The sensual object and its qualities make up the material world in which objects interact with one another. I interact with an Oak tree, touching its rough bark, its green leaves, noting the particular differences it has from other varieties of trees. I step back and notice the way the sun hits the trees leaves turning them a light translucent green. These shifting qualities are all a part of the sensual tree. Qualities change and move as you see the tree in different ways but they are all a part of the sensual tree.

            The oak is also able to interact with other objects, such as the sun that hits its leaves. The tree accesses the sun in vastly different ways than we can, The trees leaves hold chloroplast organelles that take in the sunlight and through the chemical process of photosynthesis turn the light energy, along with carbon dioxide and water into glucose which then nourishes the oak. The oak does not access other parts of the sun in the same way, for example the pull of the suns gravity works to turn the earth giving us our seasons but it only indirectly interacts with this oak tree.

At the same time both oak, sun, and me withdraw from one another, unable to access or interact with everything that makes each object distinct and real. This is the “real object.” While the sensual object changes constantly as it is interacted with the real is the static core of the object it remains withdrawn and unknowable but it is also the very thing that defines the object.

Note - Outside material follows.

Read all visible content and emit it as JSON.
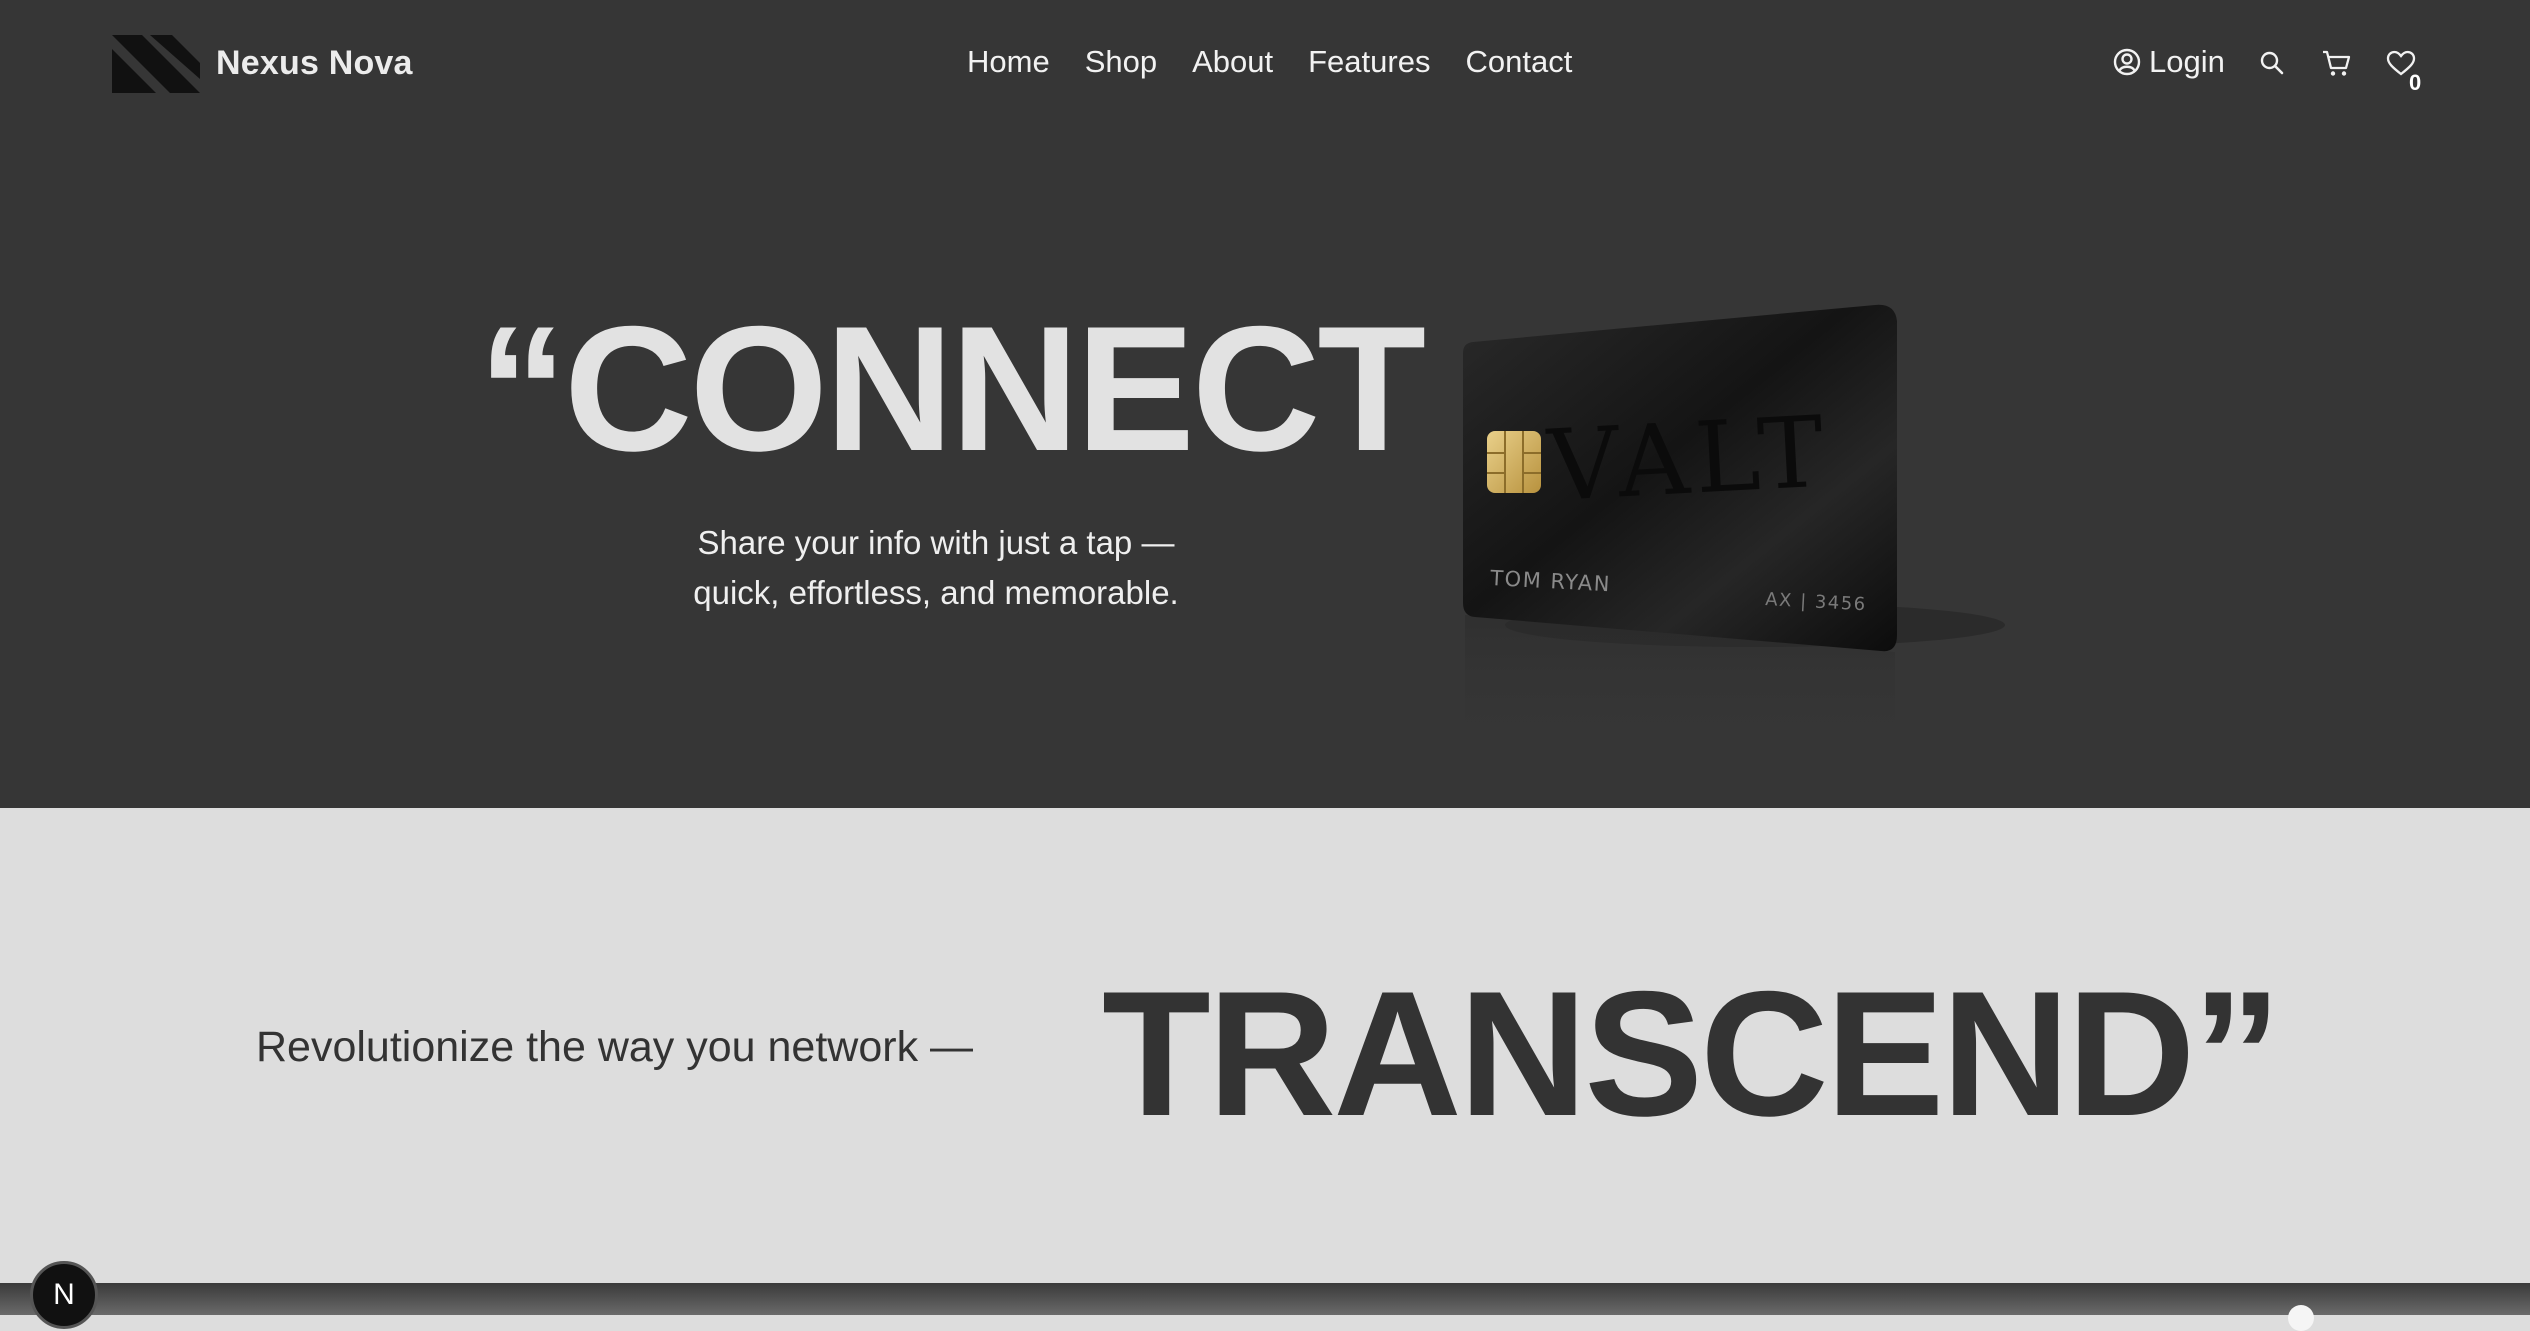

Though the objects surrounding us are nothing but seductive simulacra, the wager we make on whatever seduces is itself a new real object made up of me and the simulation:one that is not just something to further amuse and seduce those who observe me but that forms the very reality of my life. Jean Baudrillard seduced by a woman is a different entity from Jean Baudrillard seduces by sociology or yachting. Rather than providing direct knowledge of a real object hiding beneath its simulation, my bond with a simulation forms a new object different from both the simulation and me.
— Graham Harman, Object-Oriented Seduction,

 

There is no better example of this concept than the still life painting. an artist sits down to paint a still life, she interacts with the objects placed in front of her, accessing the sensual objects and their qualities. She takes paint and brush to canvas translating what she sees onto a surface. Within the combination of the artists eye and the sensual objects a new object is created, real in every sense of the word.  

 In Still Life with Compotier, Cézanne worked from a setup he had created in his studio, the painting describes the objects and their relations to each other through his eye. Cézanne chooses a moment and a particular composition to focus on; he has limitations such as canvas size and orientation to think about choosing to place his objects in the middle of the composition with the flowers on the cloth behind framing the central objects. He does not focus on the original textures of the objects choosing instead to translate them through paint, he uses a thick diagonal brush stroke similar in all the objects. He also adds a wavering black outline which sometimes disappears but at other times wraps each object giving them a sort of equality with one another. In this willingness to translate and change the things he directly sees he creates a new object that is both part of him and the way he sees and part of the sensual objects that were before him. 

 Still Life with Compotier, Paul Cézanne

Still Life with Compotier, Paul Cézanne

Cézanne painted this piece in 1879-80, it was later acquired by the artist Paul Gauguin through the art dealer Voullard. The painting was the Jewel of his collection up until the destitute painter had to sell it to pay for medical bills rising from a bout of syphillis. before selling it Gauguin would paint Portrait of a Woman in Front of a Still Life by Cézanne. In this work Gauguin interacts with the sensual object Still Life with Compotier again translating what he sees into a new real object. Gauguin paints Cézanne's canvas behind a woman whom he imposes on top of the still life. He keeps the general texture that his idol used  as well as riffing off the black outline even playing this up a bit but he changes the color to suit the mood of his own painting. Gauguin also chooses to only hint at the other painting rather than show it in entirety.  currently the Cézanneis in the MOMA collection while Gauguin’s painting is in the Art Institute of Chicago. 

 Portrait of a Woman in Front of a Still Life by Cézanne, Paul Gauguin

Portrait of a Woman in Front of a Still Life by Cézanne, Paul Gauguin